Lesson: Shafts are not structural components.

that seems really strange system… I see the advantage of powering a scissor lift in the middle, but wouldn’t it be more reliable to use a cam system with chain? Cause drive shafts are less than half an inch thick.

But for the teams who did do that, wouldn’t spacers divided by washers prevent or at least resist twisting. If the scissor lift slams on it self, maybe some foam/non slip pad would be useful to slow down the impact, spreading out the force over time.

what i was thinking for this scenerio was that the hopper is attached to the lockbar to achieve the desired angle, then the lock bar is attached to the metal, then the metal is attached to the sprocket to achieve the necessary rotations.

When most people do a scissor lift that way, they do it like on an arm, with the gear bolted to the bar. This causes no stress on the drive shaft.

Spacers and Washers might prevent shafts from bending, but they’d have a hard time preventing twisting.

I know what you meant, but I don’t think shafts should be used to hold a load like a hopper. They are not strong enough.

Here are some pictures of a chain lift I caded last year early in the season for Gateway. Sorry about the white space in the pictures, I pulled it from an old thread.


forgot to mention, above is three stages. idk if you need that many for what you are doing. 2 stages is more typical.


Ah, the OP was asking for an arm that uses chain to maintain the orientation of the hopper.

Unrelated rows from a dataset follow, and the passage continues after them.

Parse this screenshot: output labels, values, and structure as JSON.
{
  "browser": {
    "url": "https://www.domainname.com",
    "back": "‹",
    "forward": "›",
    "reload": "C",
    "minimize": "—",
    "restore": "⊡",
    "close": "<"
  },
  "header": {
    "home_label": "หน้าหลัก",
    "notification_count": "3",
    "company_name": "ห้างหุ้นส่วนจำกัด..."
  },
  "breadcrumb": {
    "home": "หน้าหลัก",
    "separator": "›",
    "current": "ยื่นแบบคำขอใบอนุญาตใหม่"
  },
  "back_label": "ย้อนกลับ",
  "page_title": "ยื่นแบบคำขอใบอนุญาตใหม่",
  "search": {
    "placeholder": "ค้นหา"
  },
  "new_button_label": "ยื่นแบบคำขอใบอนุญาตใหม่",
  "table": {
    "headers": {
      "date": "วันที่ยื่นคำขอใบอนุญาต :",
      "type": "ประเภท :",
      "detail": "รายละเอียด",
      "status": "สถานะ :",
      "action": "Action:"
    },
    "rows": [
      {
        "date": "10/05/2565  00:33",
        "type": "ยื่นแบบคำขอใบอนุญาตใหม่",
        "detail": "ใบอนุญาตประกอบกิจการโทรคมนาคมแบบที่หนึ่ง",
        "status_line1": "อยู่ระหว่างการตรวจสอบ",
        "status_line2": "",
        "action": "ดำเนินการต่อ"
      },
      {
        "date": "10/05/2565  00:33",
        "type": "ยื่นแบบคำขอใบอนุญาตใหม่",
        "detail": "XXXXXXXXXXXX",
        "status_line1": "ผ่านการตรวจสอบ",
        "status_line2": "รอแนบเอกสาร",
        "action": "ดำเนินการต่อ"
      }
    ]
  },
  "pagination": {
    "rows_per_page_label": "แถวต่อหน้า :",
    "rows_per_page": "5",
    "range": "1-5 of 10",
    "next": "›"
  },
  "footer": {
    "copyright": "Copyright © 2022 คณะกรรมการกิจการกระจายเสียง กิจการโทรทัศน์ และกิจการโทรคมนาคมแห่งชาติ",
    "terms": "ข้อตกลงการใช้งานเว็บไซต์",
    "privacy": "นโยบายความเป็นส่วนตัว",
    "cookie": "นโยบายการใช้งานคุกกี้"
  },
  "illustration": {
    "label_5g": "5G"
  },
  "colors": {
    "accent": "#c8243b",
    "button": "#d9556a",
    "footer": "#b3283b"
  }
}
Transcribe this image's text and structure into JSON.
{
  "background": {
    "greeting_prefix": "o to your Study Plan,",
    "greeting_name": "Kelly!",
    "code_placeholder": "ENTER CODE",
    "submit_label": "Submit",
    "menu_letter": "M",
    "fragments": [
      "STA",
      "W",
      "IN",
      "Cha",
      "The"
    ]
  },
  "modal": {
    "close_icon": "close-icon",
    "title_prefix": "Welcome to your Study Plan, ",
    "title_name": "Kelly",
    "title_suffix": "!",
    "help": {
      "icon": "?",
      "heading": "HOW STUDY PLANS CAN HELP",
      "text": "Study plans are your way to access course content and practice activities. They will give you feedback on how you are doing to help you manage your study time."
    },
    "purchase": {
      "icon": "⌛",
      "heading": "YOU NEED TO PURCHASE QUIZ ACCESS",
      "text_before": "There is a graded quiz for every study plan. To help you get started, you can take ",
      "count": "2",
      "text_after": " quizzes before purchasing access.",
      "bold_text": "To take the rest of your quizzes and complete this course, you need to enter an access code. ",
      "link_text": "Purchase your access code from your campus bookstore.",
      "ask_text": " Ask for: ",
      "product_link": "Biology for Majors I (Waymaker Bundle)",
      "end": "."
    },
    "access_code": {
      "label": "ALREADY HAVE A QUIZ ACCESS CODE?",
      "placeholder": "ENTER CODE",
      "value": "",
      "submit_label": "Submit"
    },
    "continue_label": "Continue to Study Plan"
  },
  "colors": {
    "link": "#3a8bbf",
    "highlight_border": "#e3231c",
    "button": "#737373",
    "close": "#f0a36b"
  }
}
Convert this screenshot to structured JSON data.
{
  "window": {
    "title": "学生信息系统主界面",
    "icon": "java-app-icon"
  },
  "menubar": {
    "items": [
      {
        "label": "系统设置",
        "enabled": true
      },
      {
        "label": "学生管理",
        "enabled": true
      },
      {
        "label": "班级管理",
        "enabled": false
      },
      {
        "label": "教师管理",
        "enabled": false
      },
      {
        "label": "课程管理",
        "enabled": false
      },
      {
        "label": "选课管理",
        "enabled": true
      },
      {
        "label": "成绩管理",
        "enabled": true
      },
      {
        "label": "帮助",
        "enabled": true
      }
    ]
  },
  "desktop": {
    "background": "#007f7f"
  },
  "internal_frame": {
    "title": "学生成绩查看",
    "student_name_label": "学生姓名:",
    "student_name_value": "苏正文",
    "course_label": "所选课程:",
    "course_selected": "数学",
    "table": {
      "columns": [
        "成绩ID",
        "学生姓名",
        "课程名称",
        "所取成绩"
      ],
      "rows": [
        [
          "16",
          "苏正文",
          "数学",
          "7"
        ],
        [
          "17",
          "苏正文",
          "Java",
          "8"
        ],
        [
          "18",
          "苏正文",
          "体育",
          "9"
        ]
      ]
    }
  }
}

This confusion seems to happen a lot. To end the confusion once and for all, I think we should start referring to this as a “Chain Arm,” instead of “Chain Lift.”

ohhhhhhhhh. yeah, that should be called a chain arm, or at least a rotating chain lift or something. Chain lift seems to refer more to a linear movement using chain. This is angular movement, therefore rotating chain lift or angular chain lift would be better.


I agree. Technically, it is a “Chain 4-bar”, and in my opinion is what it should be called. But if not, Chain Arm would at least be better than Chain Lift.


Calling it a chain 4 bar is incorrect because it has the bonus 4 or 5 holes that the 6 bar has that is why 404 called it a virtual 6 bar. It has always been my policy to call it a chain bar because it shares the main benefits of the 4 bar 6 bar 8 bar but it uses chain to get the affect while a 4 bar uses 4 pieces of metal but virtual 6 bar is just as accurate just can easily confuse people.
For people new to the chain bar think of it like a 6 bar that can spin in a full 360 degrees.